“This kind of collaboration allows for connections to be forged from the outset between the State’s renewable energy projects, clean energy production projects and the Port’s biggest assets, its deepwater channel and existing global partnerships,” he said.
Memoranda of Understanding agreements have been formalized with: coNEXA, EnergyCo, Energy Estate, Eurus Energy, Fortescue Future Industries, Hunter Hydrogen Network, KEPCO (Korea), Lake Macquarie City Council, Lumea (Transgrid), Mitsubishi Heavy Industries (Japan), MOL Group (Japan), Orica, Origin, Platform Zero (Rotterdam) and University of Newcastle.
Among those to also pledge their support formally for the Port’s Clean Energy Precinct plans are: AGL, Ampcontrol, Aurizon, bp Australia, Business Hunter, Hunter iF, Hyundai Australia, Infrabuild , Jemena, Keolis Downer, Linde Engineering, NewH2, Newcastle City Council, Snowy Hydro and Westrac.
Project Lead and the Port’s Chief Commercial Officer, Simon Byrnes, said the Clean Energy Precinct MOUs spanned collaboration on the development of inland and offshore wind projects, electricity transmission and water supply, clean energy production, clean energy storage, distribution and export facilities, export and bunkering, skills and training pathways, advanced manufacturing and innovation hubs.
“By collaborating with all levels of government, with industry partners and education providers, we are working to deliver a shared ambition to accelerate innovation, foster technological advancement, generating jobs and educational pathways for this new industry at scale,” Byrnes said.
“Our vision is a thriving Hunter community which is viewed as the best place to work in the clean energy industry, both in Australia and across the world.
“Port of Newcastle is working to create connections between infrastructure, markets and people.

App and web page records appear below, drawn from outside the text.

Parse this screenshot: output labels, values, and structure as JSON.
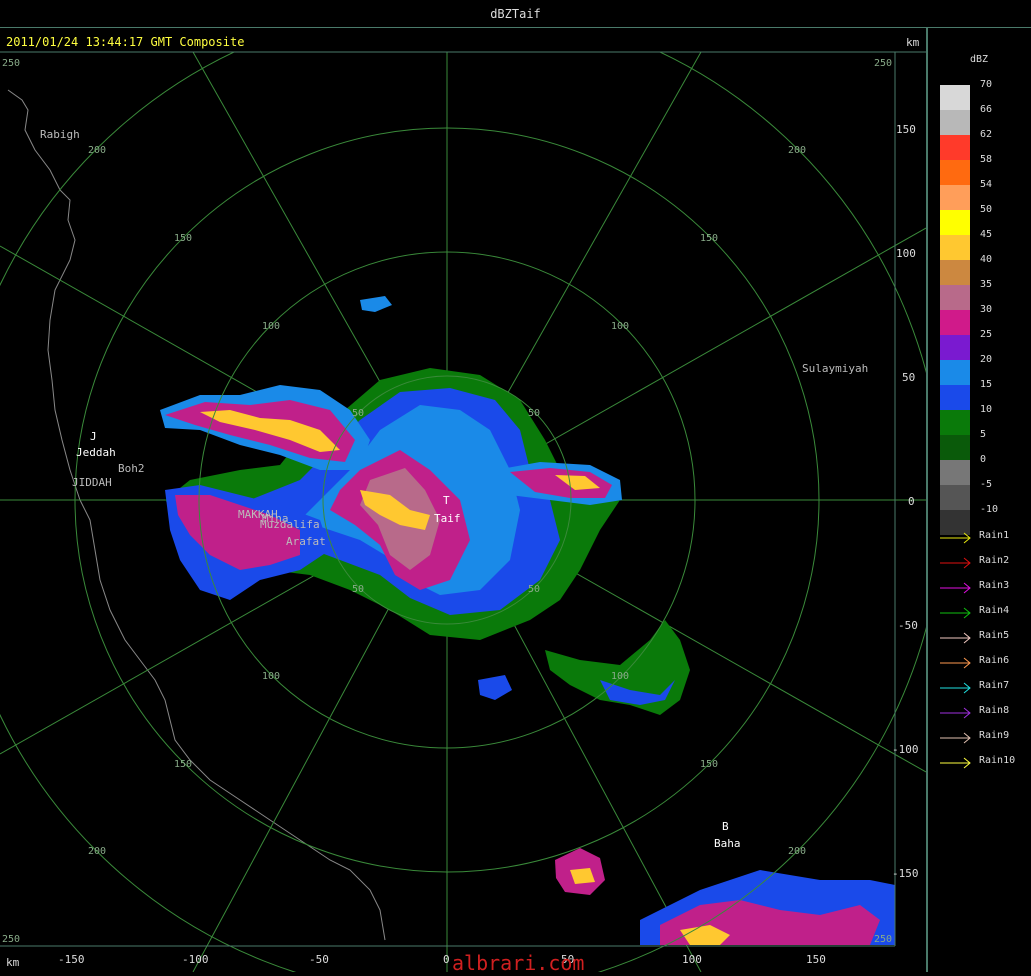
{
  "window": {
    "title": "dBZTaif"
  },
  "header": {
    "timestamp": "2011/01/24 13:44:17 GMT Composite",
    "unit_top": "km"
  },
  "axes": {
    "unit_bottom": "km",
    "x_ticks": [
      "-150",
      "-100",
      "-50",
      "0",
      "50",
      "100",
      "150"
    ],
    "y_ticks": [
      "150",
      "100",
      "50",
      "0",
      "-50",
      "-100",
      "-150"
    ],
    "corner_ticks": [
      "250",
      "250",
      "250",
      "250"
    ]
  },
  "rings": {
    "range_labels_50": [
      "50",
      "50",
      "50",
      "50"
    ],
    "range_labels_100": [
      "100",
      "100",
      "100",
      "100"
    ],
    "range_labels_150": [
      "150",
      "150",
      "150",
      "150"
    ],
    "range_labels_200": [
      "200",
      "200",
      "200",
      "200"
    ]
  },
  "places": {
    "rabigh": "Rabigh",
    "jeddah_letter": "J",
    "jeddah": "Jeddah",
    "boh2": "Boh2",
    "jiddah": "JIDDAH",
    "makkah": "MAKKAH",
    "mina": "Mina",
    "muzdalifa": "Muzdalifa",
    "arafat": "Arafat",
    "taif_letter": "T",
    "taif": "Taif",
    "sulaymiyah": "Sulaymiyah",
    "baha_letter": "B",
    "baha": "Baha"
  },
  "watermark": "albrari.com",
  "legend": {
    "unit": "dBZ",
    "levels": [
      "70",
      "66",
      "62",
      "58",
      "54",
      "50",
      "45",
      "40",
      "35",
      "30",
      "25",
      "20",
      "15",
      "10",
      "5",
      "0",
      "-5",
      "-10"
    ],
    "colors": [
      "#d8d8d8",
      "#b8b8b8",
      "#ff3a2a",
      "#ff6a10",
      "#ff9e5a",
      "#ffff00",
      "#ffc830",
      "#cc8840",
      "#b86a8a",
      "#d01a8a",
      "#7a1ad0",
      "#1a8ae8",
      "#1a4aea",
      "#0a7a0a",
      "#0a5a0a",
      "#777777",
      "#555555",
      "#333333"
    ],
    "rains": [
      {
        "label": "Rain1",
        "color": "#e8e810"
      },
      {
        "label": "Rain2",
        "color": "#e01010"
      },
      {
        "label": "Rain3",
        "color": "#e010e0"
      },
      {
        "label": "Rain4",
        "color": "#10c010"
      },
      {
        "label": "Rain5",
        "color": "#f0c8c0"
      },
      {
        "label": "Rain6",
        "color": "#ff9a50"
      },
      {
        "label": "Rain7",
        "color": "#20e0e0"
      },
      {
        "label": "Rain8",
        "color": "#a030e0"
      },
      {
        "label": "Rain9",
        "color": "#e0c0b0"
      },
      {
        "label": "Rain10",
        "color": "#ffff40"
      }
    ]
  }
}
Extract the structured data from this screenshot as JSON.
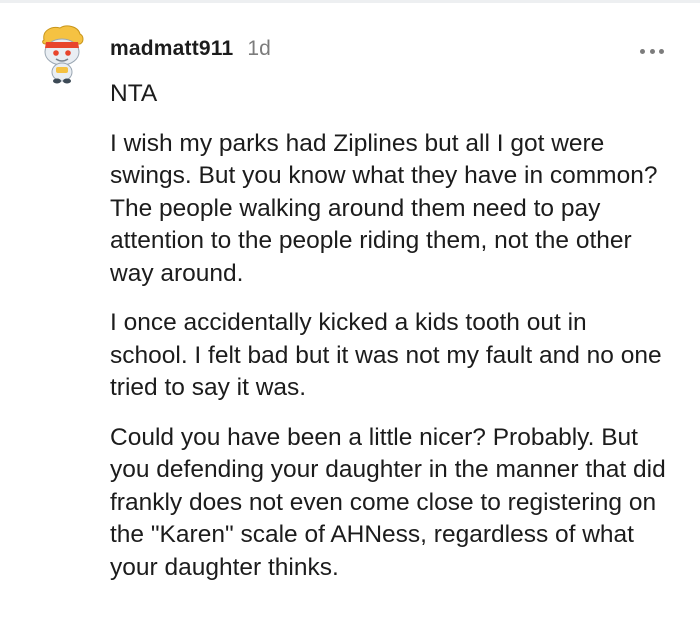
{
  "comment": {
    "username": "madmatt911",
    "timestamp": "1d",
    "avatar_icon": "reddit-snoo-avatar-icon",
    "more_icon": "more-options-icon",
    "paragraphs": [
      "NTA",
      "I wish my parks had Ziplines but all I got were swings. But you know what they have in common? The people walking around them need to pay attention to the people riding them, not the other way around.",
      "I once accidentally kicked a kids tooth out in school. I felt bad but it was not my fault and no one tried to say it was.",
      "Could you have been a little nicer? Probably. But you defending your daughter in the manner that did frankly does not even come close to registering on the \"Karen\" scale of AHNess, regardless of what your daughter thinks."
    ]
  },
  "colors": {
    "text": "#1c1c1c",
    "meta": "#7c7c7c",
    "divider": "#edeff1",
    "avatar_hair": "#f5c242",
    "avatar_band": "#e8452c"
  }
}
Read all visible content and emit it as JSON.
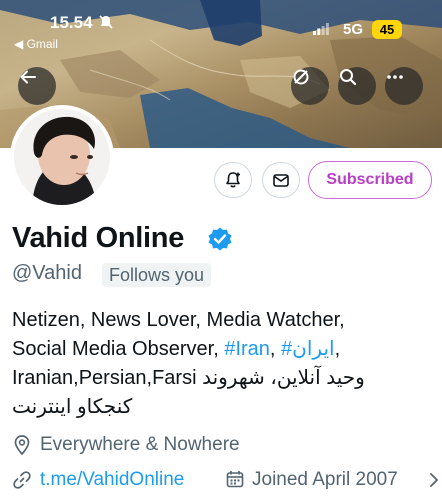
{
  "status_bar": {
    "time": "15.54",
    "back_app": "◀ Gmail",
    "network": "5G",
    "battery": "45"
  },
  "profile": {
    "display_name": "Vahid Online",
    "handle": "@Vahid",
    "follows_you": "Follows you",
    "subscribe_label": "Subscribed",
    "bio": {
      "line1": "Netizen, News Lover, Media Watcher,",
      "line2_text": "Social Media Observer, ",
      "tag_iran": "#Iran",
      "line2_sep": ", ",
      "tag_iran_fa": "ایران#",
      "line2_end": ",",
      "line3": "Iranian,Persian,Farsi وحید آنلاین، شهروند",
      "line4": "کنجکاو اینترنت"
    },
    "location": "Everywhere & Nowhere",
    "website": "t.me/VahidOnline",
    "joined": "Joined April 2007"
  },
  "colors": {
    "accent": "#1d9bf0",
    "subscribe": "#b93ec7",
    "verified": "#1d9bf0",
    "muted": "#536471"
  }
}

The port has secured letters of intent from each of the entities that have the potential to be significant clean energy offtakers in the Hunter Region, and we are also working with existing export customers in key markets across Asia, such as Japan and Korea, to understand their needs and potential opportunities.
“Our existing supply chain is one of the most efficient in the world and we are seeking to leverage that expertise to generate economies of scale and scope,” he said.
The port released Stage 1 renders of its Clean Energy Precinct vision in May.
“Port of Newcastle has a long history in energy export and is diversifying further to drive the clean energy trade flows of the future. We are harnessing the Hunter region’s capability and critical energy assets to deliver Australia’s decarbonization objectives whilst creating new, and additional trade opportunities, jobs and economic growth for clean energy export at scale in Australia and locally,” Port CEO Craig Carmody said.
“There is a long way to go to make this project a reality, but we are committed to diversifying to support jobs growth and economic security for generations of locals and port workers to come. We look forward to working closely with industry and the community to bring a clean energy economy to life in sustainable and safe way that secures the prosperity of Newcastle and the Region for decades to come,” he said.